**Task directions**
Scan the records below for the word "Show". Copy each line where it appears.
____________
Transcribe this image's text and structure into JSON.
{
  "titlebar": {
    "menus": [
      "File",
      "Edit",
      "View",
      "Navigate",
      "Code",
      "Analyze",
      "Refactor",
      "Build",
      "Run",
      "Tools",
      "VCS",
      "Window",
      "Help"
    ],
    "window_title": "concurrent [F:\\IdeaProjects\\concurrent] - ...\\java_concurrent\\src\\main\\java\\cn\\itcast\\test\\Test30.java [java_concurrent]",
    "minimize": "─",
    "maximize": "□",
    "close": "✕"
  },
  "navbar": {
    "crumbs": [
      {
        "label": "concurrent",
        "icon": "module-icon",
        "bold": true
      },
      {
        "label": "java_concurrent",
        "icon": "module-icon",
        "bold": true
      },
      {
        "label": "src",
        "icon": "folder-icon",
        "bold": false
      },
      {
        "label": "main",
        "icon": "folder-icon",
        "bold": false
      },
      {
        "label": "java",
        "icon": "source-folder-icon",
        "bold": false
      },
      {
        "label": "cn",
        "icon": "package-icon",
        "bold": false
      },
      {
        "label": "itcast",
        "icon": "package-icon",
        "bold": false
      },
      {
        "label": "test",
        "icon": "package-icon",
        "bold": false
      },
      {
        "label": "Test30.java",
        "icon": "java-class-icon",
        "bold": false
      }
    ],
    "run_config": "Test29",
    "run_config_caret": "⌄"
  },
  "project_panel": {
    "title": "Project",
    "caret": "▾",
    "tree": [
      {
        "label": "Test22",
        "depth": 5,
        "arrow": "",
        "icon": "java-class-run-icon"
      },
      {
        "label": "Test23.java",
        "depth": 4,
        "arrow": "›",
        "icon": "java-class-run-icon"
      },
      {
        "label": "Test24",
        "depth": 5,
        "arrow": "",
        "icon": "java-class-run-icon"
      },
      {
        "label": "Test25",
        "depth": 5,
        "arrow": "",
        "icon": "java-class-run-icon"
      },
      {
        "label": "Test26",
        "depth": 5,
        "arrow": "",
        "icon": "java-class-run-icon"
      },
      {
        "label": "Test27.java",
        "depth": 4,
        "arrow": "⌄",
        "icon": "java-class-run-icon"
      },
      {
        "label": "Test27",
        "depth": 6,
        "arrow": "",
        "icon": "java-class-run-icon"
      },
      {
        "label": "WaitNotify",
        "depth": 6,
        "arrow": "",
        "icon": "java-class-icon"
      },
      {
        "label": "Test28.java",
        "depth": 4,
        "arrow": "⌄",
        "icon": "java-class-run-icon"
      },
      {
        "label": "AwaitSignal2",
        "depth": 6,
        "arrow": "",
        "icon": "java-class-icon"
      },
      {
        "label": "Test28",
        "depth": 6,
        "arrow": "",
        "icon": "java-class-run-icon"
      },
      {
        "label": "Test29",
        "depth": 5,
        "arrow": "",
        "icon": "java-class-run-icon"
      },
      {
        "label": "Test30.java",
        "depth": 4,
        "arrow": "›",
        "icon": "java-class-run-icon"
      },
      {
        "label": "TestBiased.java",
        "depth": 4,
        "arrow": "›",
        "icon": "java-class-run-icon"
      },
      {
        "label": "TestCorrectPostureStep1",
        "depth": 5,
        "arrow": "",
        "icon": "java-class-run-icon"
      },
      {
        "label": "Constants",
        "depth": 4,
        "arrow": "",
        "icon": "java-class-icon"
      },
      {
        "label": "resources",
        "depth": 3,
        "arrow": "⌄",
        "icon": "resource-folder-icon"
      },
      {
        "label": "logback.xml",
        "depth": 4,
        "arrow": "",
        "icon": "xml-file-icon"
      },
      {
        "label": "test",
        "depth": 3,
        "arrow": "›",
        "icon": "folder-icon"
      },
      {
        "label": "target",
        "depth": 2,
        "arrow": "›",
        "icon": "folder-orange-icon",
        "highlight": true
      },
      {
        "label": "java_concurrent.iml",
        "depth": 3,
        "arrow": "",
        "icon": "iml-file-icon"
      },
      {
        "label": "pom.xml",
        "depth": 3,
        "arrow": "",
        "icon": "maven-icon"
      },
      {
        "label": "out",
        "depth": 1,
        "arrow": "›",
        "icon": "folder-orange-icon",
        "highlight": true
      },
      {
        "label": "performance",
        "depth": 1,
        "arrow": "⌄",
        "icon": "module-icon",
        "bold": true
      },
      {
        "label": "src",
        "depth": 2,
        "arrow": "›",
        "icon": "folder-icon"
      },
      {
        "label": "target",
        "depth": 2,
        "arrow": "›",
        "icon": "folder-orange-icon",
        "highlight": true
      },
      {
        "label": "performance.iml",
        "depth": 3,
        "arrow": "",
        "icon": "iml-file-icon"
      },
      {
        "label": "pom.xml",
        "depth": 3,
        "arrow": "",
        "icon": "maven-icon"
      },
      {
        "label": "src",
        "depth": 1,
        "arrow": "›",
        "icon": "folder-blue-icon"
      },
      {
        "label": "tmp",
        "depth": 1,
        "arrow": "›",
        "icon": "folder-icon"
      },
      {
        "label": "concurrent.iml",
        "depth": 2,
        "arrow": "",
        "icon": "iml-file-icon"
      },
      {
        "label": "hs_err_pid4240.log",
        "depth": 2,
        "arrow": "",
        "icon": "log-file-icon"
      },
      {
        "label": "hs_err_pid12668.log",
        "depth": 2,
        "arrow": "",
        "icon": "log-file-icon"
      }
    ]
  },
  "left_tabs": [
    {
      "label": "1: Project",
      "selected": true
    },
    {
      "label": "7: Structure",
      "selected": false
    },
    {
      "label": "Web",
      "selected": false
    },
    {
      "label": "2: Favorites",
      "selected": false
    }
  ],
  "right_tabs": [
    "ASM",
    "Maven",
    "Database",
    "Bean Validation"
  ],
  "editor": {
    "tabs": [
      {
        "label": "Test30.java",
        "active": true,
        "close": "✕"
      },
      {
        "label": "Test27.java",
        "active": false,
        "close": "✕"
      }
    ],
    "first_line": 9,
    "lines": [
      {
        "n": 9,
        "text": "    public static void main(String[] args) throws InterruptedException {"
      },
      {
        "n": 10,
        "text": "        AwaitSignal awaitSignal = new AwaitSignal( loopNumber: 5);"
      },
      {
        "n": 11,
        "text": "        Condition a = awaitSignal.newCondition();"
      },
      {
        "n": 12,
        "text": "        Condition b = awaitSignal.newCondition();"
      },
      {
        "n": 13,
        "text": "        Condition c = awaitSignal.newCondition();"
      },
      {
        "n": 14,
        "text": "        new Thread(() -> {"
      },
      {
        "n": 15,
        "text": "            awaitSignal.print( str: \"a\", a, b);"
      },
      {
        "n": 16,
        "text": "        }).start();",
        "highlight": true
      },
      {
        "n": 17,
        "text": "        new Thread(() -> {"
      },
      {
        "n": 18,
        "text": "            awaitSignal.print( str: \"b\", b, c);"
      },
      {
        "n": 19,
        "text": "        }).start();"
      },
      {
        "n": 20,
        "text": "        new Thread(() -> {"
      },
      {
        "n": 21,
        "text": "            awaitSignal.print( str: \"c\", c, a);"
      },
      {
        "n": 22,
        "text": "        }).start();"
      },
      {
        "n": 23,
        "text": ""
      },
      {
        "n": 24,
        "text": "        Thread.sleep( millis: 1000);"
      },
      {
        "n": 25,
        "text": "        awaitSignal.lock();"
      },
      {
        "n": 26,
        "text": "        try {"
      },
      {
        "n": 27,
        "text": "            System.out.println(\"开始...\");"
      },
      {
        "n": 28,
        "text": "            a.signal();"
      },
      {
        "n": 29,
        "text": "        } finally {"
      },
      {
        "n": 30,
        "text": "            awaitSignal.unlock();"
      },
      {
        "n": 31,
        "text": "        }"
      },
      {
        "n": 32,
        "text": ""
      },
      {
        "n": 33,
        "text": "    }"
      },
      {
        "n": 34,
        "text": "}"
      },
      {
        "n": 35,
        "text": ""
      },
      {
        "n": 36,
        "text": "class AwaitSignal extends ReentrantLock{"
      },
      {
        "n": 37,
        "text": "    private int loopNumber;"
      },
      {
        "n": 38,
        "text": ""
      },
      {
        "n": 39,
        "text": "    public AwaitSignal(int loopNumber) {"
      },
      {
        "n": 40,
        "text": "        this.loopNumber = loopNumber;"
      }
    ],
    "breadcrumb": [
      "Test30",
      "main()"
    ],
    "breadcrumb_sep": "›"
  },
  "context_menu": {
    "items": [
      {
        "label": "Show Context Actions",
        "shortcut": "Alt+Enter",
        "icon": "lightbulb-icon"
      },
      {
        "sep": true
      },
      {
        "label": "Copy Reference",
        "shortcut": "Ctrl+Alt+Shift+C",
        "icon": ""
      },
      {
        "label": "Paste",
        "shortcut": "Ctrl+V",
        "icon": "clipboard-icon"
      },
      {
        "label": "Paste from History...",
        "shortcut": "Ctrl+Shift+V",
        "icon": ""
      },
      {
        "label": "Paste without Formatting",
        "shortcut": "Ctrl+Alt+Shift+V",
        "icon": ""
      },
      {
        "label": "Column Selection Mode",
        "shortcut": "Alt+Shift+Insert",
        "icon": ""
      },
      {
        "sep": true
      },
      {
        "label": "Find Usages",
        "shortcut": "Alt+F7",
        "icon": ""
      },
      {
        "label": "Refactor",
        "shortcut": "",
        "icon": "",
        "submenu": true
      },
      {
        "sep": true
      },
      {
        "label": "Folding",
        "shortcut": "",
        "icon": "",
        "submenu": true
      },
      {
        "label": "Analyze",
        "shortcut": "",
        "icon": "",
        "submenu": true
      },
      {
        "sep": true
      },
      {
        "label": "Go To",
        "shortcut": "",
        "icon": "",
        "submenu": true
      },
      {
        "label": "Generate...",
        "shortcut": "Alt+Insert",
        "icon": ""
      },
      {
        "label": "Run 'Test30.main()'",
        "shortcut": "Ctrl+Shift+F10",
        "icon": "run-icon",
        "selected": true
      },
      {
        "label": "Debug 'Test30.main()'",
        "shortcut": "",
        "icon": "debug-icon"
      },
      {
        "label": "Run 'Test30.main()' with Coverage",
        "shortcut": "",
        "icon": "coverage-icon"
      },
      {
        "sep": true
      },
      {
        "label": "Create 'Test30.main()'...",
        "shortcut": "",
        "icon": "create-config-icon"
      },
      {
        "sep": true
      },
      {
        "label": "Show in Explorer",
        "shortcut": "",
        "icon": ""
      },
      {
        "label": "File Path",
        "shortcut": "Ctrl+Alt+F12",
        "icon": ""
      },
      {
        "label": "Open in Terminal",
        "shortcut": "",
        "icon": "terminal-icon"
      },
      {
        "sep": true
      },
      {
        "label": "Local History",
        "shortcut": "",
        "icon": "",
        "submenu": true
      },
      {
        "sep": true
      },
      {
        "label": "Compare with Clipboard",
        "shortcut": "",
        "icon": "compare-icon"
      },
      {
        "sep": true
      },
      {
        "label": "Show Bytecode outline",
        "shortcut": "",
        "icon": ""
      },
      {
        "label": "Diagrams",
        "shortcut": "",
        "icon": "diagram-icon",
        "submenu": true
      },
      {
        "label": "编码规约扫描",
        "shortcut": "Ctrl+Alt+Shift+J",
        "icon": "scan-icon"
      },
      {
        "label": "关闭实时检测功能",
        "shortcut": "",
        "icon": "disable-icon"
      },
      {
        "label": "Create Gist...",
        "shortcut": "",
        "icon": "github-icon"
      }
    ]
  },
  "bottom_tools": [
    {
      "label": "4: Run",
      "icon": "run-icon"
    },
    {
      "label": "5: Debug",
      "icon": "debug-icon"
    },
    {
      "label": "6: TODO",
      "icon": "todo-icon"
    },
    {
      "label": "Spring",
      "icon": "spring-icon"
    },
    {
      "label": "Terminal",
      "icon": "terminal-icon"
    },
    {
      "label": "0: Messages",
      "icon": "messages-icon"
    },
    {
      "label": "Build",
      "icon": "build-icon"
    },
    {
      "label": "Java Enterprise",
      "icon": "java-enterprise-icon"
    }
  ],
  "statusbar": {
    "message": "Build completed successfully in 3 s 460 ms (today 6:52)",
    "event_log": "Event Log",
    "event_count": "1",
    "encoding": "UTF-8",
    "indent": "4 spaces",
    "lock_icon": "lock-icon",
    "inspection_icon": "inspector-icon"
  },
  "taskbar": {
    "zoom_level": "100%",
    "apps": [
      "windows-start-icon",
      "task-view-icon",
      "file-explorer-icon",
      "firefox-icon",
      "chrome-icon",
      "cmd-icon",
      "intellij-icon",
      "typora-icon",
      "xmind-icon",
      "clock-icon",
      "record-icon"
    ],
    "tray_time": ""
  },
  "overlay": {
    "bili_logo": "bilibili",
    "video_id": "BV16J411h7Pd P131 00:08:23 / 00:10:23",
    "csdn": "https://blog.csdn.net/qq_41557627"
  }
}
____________
**Solved exercise**
        "label": "Show Context Actions",
        "label": "Show in Explorer",
        "label": "Show Bytecode outline",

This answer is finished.